═══ Material for the task ═══
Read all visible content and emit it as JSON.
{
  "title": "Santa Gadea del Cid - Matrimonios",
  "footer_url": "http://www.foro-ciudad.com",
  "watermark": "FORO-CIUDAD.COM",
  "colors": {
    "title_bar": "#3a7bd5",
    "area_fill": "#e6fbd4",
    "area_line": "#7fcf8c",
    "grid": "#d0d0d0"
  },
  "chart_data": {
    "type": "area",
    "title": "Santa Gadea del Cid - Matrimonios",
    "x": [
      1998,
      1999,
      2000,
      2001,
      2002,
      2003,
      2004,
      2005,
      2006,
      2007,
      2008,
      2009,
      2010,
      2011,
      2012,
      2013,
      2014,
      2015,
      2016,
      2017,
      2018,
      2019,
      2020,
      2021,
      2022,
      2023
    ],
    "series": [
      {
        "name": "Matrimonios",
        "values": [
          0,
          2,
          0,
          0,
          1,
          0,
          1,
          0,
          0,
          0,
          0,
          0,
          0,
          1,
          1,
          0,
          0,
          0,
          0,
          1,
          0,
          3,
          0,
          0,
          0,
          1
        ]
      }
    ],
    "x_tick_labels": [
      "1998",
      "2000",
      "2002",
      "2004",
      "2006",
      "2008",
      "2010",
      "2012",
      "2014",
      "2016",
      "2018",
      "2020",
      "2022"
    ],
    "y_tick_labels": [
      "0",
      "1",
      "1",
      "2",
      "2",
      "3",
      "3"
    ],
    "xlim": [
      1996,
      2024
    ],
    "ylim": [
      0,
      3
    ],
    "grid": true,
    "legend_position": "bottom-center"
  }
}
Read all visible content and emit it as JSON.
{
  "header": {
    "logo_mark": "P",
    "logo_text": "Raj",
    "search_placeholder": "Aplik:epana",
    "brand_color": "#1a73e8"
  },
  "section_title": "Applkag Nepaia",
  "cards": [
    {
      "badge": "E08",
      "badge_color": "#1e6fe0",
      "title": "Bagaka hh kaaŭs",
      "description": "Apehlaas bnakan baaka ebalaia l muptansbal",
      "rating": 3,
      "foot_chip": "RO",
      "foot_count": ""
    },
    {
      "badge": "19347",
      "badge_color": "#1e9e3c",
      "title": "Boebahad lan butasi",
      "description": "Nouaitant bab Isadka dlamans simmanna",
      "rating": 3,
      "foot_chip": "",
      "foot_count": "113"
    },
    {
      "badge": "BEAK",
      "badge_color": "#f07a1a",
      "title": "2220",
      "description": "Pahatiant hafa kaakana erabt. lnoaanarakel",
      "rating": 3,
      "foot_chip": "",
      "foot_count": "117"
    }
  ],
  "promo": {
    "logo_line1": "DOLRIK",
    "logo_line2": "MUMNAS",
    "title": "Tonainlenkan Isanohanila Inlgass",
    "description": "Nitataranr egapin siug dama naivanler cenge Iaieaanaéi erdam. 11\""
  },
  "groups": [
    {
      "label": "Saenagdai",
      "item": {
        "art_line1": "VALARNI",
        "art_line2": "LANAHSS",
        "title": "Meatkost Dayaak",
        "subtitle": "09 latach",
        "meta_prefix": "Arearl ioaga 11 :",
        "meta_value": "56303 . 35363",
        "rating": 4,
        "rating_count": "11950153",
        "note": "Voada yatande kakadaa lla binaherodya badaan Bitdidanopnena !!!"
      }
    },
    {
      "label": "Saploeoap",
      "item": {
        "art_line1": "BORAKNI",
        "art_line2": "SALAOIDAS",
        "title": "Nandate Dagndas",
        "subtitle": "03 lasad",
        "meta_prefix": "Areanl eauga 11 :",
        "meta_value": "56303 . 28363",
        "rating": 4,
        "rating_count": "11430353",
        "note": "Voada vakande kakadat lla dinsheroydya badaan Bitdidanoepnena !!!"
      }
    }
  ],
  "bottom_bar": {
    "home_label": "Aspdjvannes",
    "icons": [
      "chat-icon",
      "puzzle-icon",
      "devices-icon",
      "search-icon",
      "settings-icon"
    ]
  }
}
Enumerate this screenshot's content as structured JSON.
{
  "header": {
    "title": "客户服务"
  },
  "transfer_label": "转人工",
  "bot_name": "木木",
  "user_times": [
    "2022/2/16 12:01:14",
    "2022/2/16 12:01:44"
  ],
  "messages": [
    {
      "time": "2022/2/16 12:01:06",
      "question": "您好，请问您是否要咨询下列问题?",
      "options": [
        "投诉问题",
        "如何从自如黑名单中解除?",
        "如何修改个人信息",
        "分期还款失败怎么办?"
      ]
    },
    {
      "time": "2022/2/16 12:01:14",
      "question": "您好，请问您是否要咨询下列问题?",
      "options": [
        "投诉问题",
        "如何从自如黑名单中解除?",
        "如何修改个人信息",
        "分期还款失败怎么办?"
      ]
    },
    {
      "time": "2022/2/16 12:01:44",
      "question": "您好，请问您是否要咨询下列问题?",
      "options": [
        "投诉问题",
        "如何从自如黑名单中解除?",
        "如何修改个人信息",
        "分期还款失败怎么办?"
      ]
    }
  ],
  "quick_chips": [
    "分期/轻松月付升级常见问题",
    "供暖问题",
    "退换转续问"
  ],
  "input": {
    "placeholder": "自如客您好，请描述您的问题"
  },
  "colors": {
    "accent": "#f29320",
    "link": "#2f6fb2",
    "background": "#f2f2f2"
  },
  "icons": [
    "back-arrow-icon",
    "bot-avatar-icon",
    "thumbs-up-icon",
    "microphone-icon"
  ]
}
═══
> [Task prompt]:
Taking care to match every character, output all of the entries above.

> [Finished exercise]:
Read all visible content and emit it as JSON.
{
  "title": "Santa Gadea del Cid - Matrimonios",
  "footer_url": "http://www.foro-ciudad.com",
  "watermark": "FORO-CIUDAD.COM",
  "colors": {
    "title_bar": "#3a7bd5",
    "area_fill": "#e6fbd4",
    "area_line": "#7fcf8c",
    "grid": "#d0d0d0"
  },
  "chart_data": {
    "type": "area",
    "title": "Santa Gadea del Cid - Matrimonios",
    "x": [
      1998,
      1999,
      2000,
      2001,
      2002,
      2003,
      2004,
      2005,
      2006,
      2007,
      2008,
      2009,
      2010,
      2011,
      2012,
      2013,
      2014,
      2015,
      2016,
      2017,
      2018,
      2019,
      2020,
      2021,
      2022,
      2023
    ],
    "series": [
      {
        "name": "Matrimonios",
        "values": [
          0,
          2,
          0,
          0,
          1,
          0,
          1,
          0,
          0,
          0,
          0,
          0,
          0,
          1,
          1,
          0,
          0,
          0,
          0,
          1,
          0,
          3,
          0,
          0,
          0,
          1
        ]
      }
    ],
    "x_tick_labels": [
      "1998",
      "2000",
      "2002",
      "2004",
      "2006",
      "2008",
      "2010",
      "2012",
      "2014",
      "2016",
      "2018",
      "2020",
      "2022"
    ],
    "y_tick_labels": [
      "0",
      "1",
      "1",
      "2",
      "2",
      "3",
      "3"
    ],
    "xlim": [
      1996,
      2024
    ],
    "ylim": [
      0,
      3
    ],
    "grid": true,
    "legend_position": "bottom-center"
  }
}
Read all visible content and emit it as JSON.
{
  "header": {
    "logo_mark": "P",
    "logo_text": "Raj",
    "search_placeholder": "Aplik:epana",
    "brand_color": "#1a73e8"
  },
  "section_title": "Applkag Nepaia",
  "cards": [
    {
      "badge": "E08",
      "badge_color": "#1e6fe0",
      "title": "Bagaka hh kaaŭs",
      "description": "Apehlaas bnakan baaka ebalaia l muptansbal",
      "rating": 3,
      "foot_chip": "RO",
      "foot_count": ""
    },
    {
      "badge": "19347",
      "badge_color": "#1e9e3c",
      "title": "Boebahad lan butasi",
      "description": "Nouaitant bab Isadka dlamans simmanna",
      "rating": 3,
      "foot_chip": "",
      "foot_count": "113"
    },
    {
      "badge": "BEAK",
      "badge_color": "#f07a1a",
      "title": "2220",
      "description": "Pahatiant hafa kaakana erabt. lnoaanarakel",
      "rating": 3,
      "foot_chip": "",
      "foot_count": "117"
    }
  ],
  "promo": {
    "logo_line1": "DOLRIK",
    "logo_line2": "MUMNAS",
    "title": "Tonainlenkan Isanohanila Inlgass",
    "description": "Nitataranr egapin siug dama naivanler cenge Iaieaanaéi erdam. 11\""
  },
  "groups": [
    {
      "label": "Saenagdai",
      "item": {
        "art_line1": "VALARNI",
        "art_line2": "LANAHSS",
        "title": "Meatkost Dayaak",
        "subtitle": "09 latach",
        "meta_prefix": "Arearl ioaga 11 :",
        "meta_value": "56303 . 35363",
        "rating": 4,
        "rating_count": "11950153",
        "note": "Voada yatande kakadaa lla binaherodya badaan Bitdidanopnena !!!"
      }
    },
    {
      "label": "Saploeoap",
      "item": {
        "art_line1": "BORAKNI",
        "art_line2": "SALAOIDAS",
        "title": "Nandate Dagndas",
        "subtitle": "03 lasad",
        "meta_prefix": "Areanl eauga 11 :",
        "meta_value": "56303 . 28363",
        "rating": 4,
        "rating_count": "11430353",
        "note": "Voada vakande kakadat lla dinsheroydya badaan Bitdidanoepnena !!!"
      }
    }
  ],
  "bottom_bar": {
    "home_label": "Aspdjvannes",
    "icons": [
      "chat-icon",
      "puzzle-icon",
      "devices-icon",
      "search-icon",
      "settings-icon"
    ]
  }
}
Enumerate this screenshot's content as structured JSON.
{
  "header": {
    "title": "客户服务"
  },
  "transfer_label": "转人工",
  "bot_name": "木木",
  "user_times": [
    "2022/2/16 12:01:14",
    "2022/2/16 12:01:44"
  ],
  "messages": [
    {
      "time": "2022/2/16 12:01:06",
      "question": "您好，请问您是否要咨询下列问题?",
      "options": [
        "投诉问题",
        "如何从自如黑名单中解除?",
        "如何修改个人信息",
        "分期还款失败怎么办?"
      ]
    },
    {
      "time": "2022/2/16 12:01:14",
      "question": "您好，请问您是否要咨询下列问题?",
      "options": [
        "投诉问题",
        "如何从自如黑名单中解除?",
        "如何修改个人信息",
        "分期还款失败怎么办?"
      ]
    },
    {
      "time": "2022/2/16 12:01:44",
      "question": "您好，请问您是否要咨询下列问题?",
      "options": [
        "投诉问题",
        "如何从自如黑名单中解除?",
        "如何修改个人信息",
        "分期还款失败怎么办?"
      ]
    }
  ],
  "quick_chips": [
    "分期/轻松月付升级常见问题",
    "供暖问题",
    "退换转续问"
  ],
  "input": {
    "placeholder": "自如客您好，请描述您的问题"
  },
  "colors": {
    "accent": "#f29320",
    "link": "#2f6fb2",
    "background": "#f2f2f2"
  },
  "icons": [
    "back-arrow-icon",
    "bot-avatar-icon",
    "thumbs-up-icon",
    "microphone-icon"
  ]
}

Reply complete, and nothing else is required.